- **What the task asks**: The entries are to be given back verbatim; no picture is to be copied.
════════
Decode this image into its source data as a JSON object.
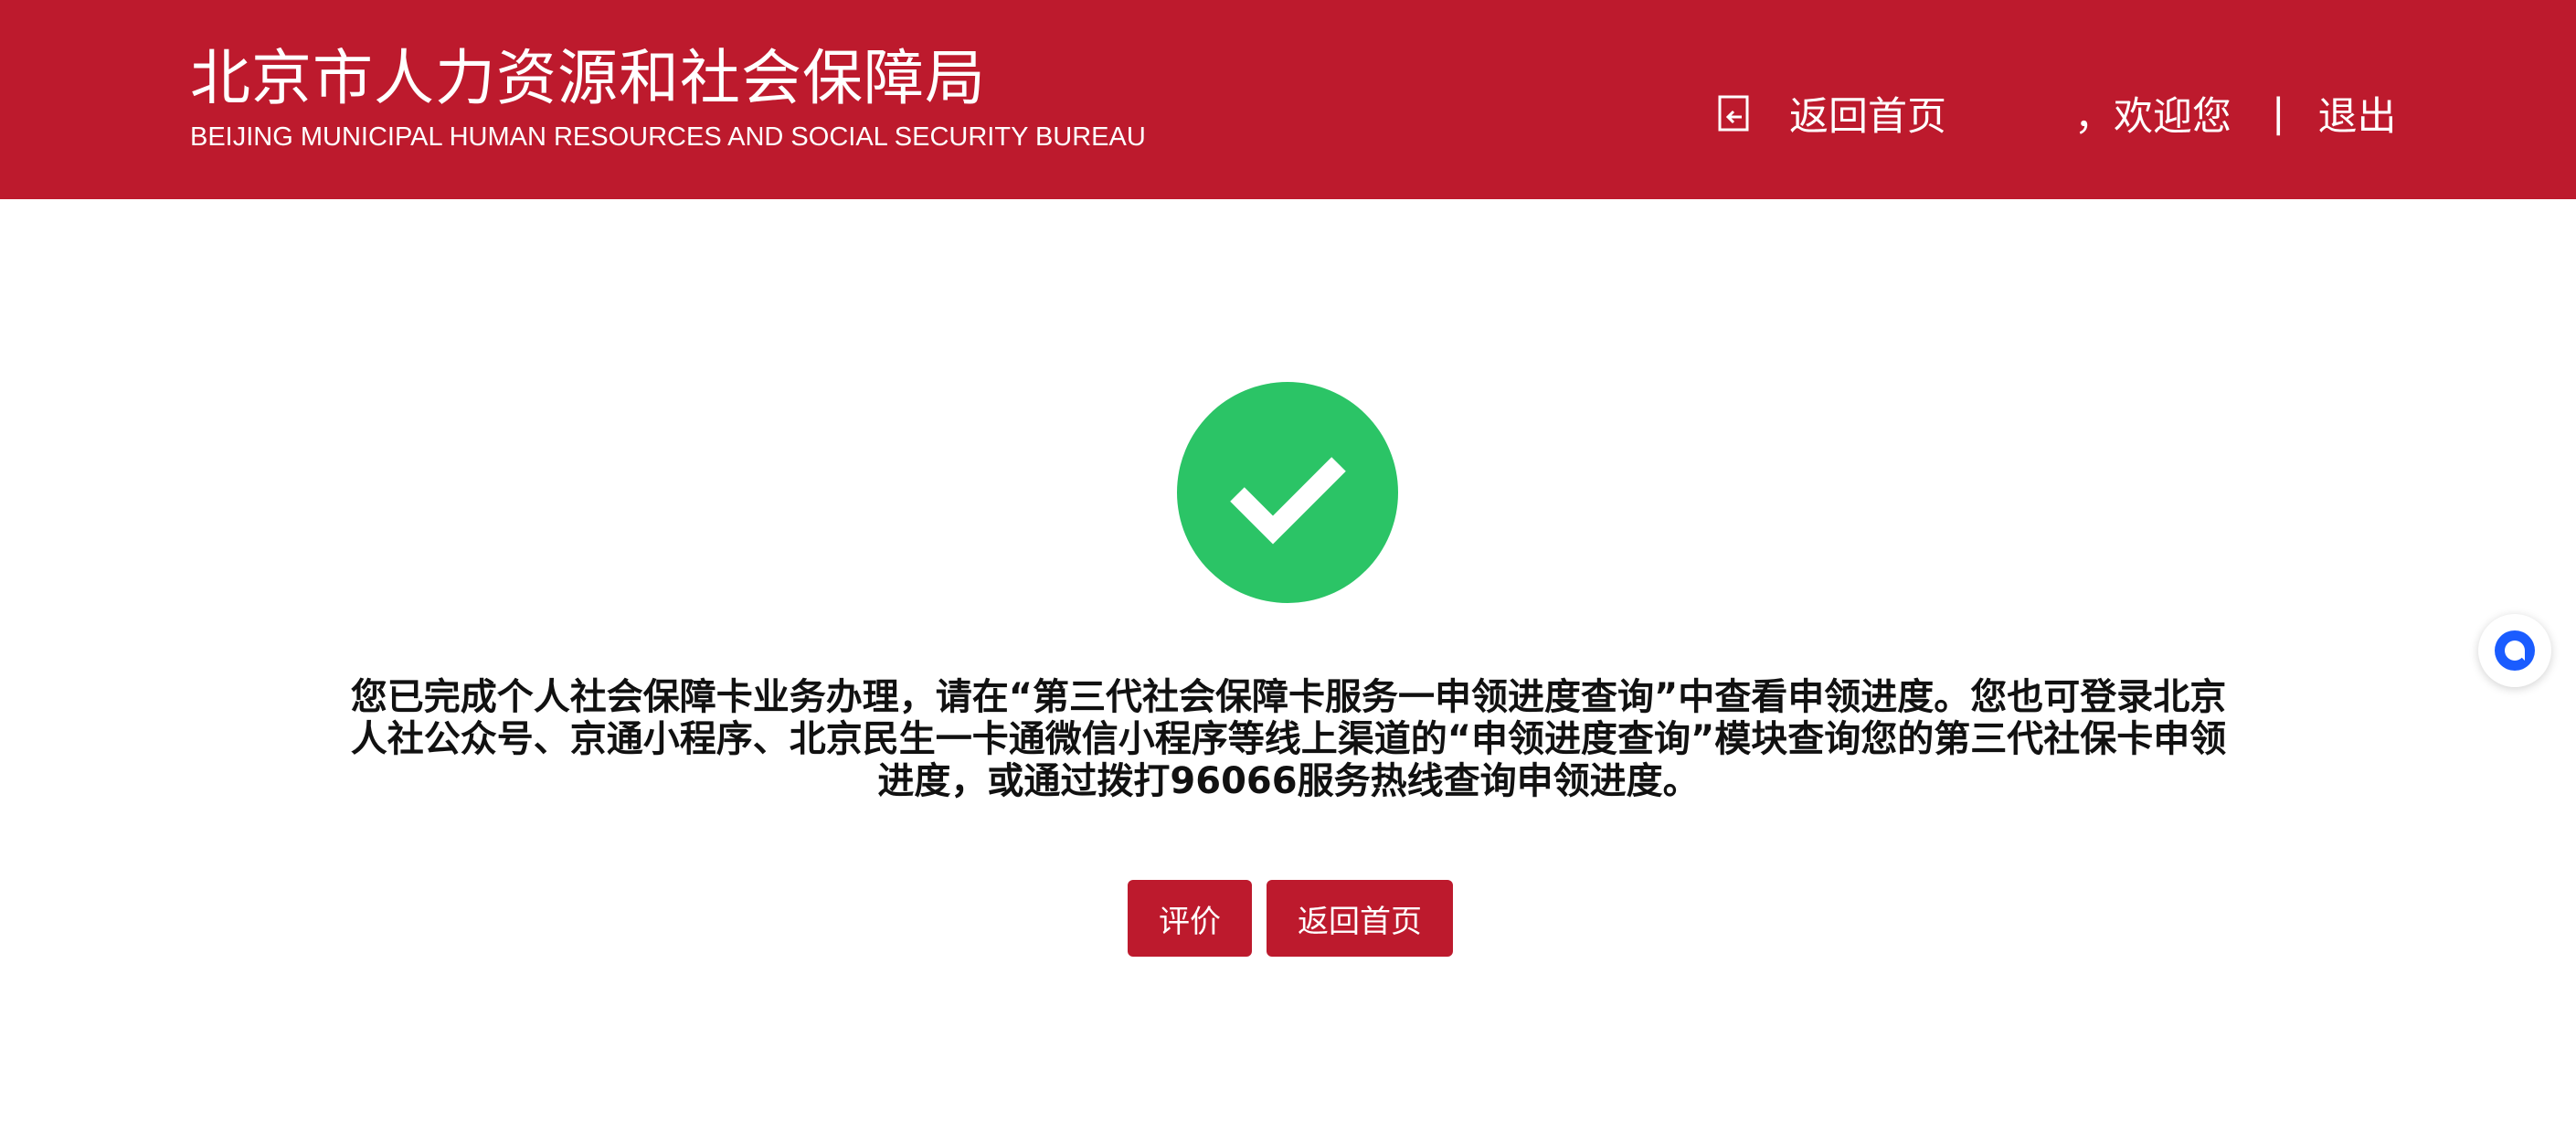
{
  "header": {
    "title": "北京市人力资源和社会保障局",
    "subtitle": "BEIJING MUNICIPAL HUMAN RESOURCES AND SOCIAL SECURITY BUREAU",
    "home_link": "返回首页",
    "welcome": "，欢迎您",
    "separator": "|",
    "logout": "退出"
  },
  "main": {
    "status_icon": "check-circle-icon",
    "message": "您已完成个人社会保障卡业务办理，请在“第三代社会保障卡服务一申领进度查询”中查看申领进度。您也可登录北京人社公众号、京通小程序、北京民生一卡通微信小程序等线上渠道的“申领进度查询”模块查询您的第三代社保卡申领进度，或通过拨打96066服务热线查询申领进度。",
    "buttons": {
      "evaluate": "评价",
      "back_home": "返回首页"
    }
  },
  "float_widget": {
    "icon": "chat-bubble-icon"
  },
  "colors": {
    "header_bg": "#bd1a2d",
    "button_bg": "#bd1a2d",
    "success_green": "#2bc466",
    "widget_blue": "#1a5cff"
  }
}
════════
- **Solution to the exercise**:
Decode this image into its source data as a JSON object.
{
  "header": {
    "title": "北京市人力资源和社会保障局",
    "subtitle": "BEIJING MUNICIPAL HUMAN RESOURCES AND SOCIAL SECURITY BUREAU",
    "home_link": "返回首页",
    "welcome": "，欢迎您",
    "separator": "|",
    "logout": "退出"
  },
  "main": {
    "status_icon": "check-circle-icon",
    "message": "您已完成个人社会保障卡业务办理，请在“第三代社会保障卡服务一申领进度查询”中查看申领进度。您也可登录北京人社公众号、京通小程序、北京民生一卡通微信小程序等线上渠道的“申领进度查询”模块查询您的第三代社保卡申领进度，或通过拨打96066服务热线查询申领进度。",
    "buttons": {
      "evaluate": "评价",
      "back_home": "返回首页"
    }
  },
  "float_widget": {
    "icon": "chat-bubble-icon"
  },
  "colors": {
    "header_bg": "#bd1a2d",
    "button_bg": "#bd1a2d",
    "success_green": "#2bc466",
    "widget_blue": "#1a5cff"
  }
}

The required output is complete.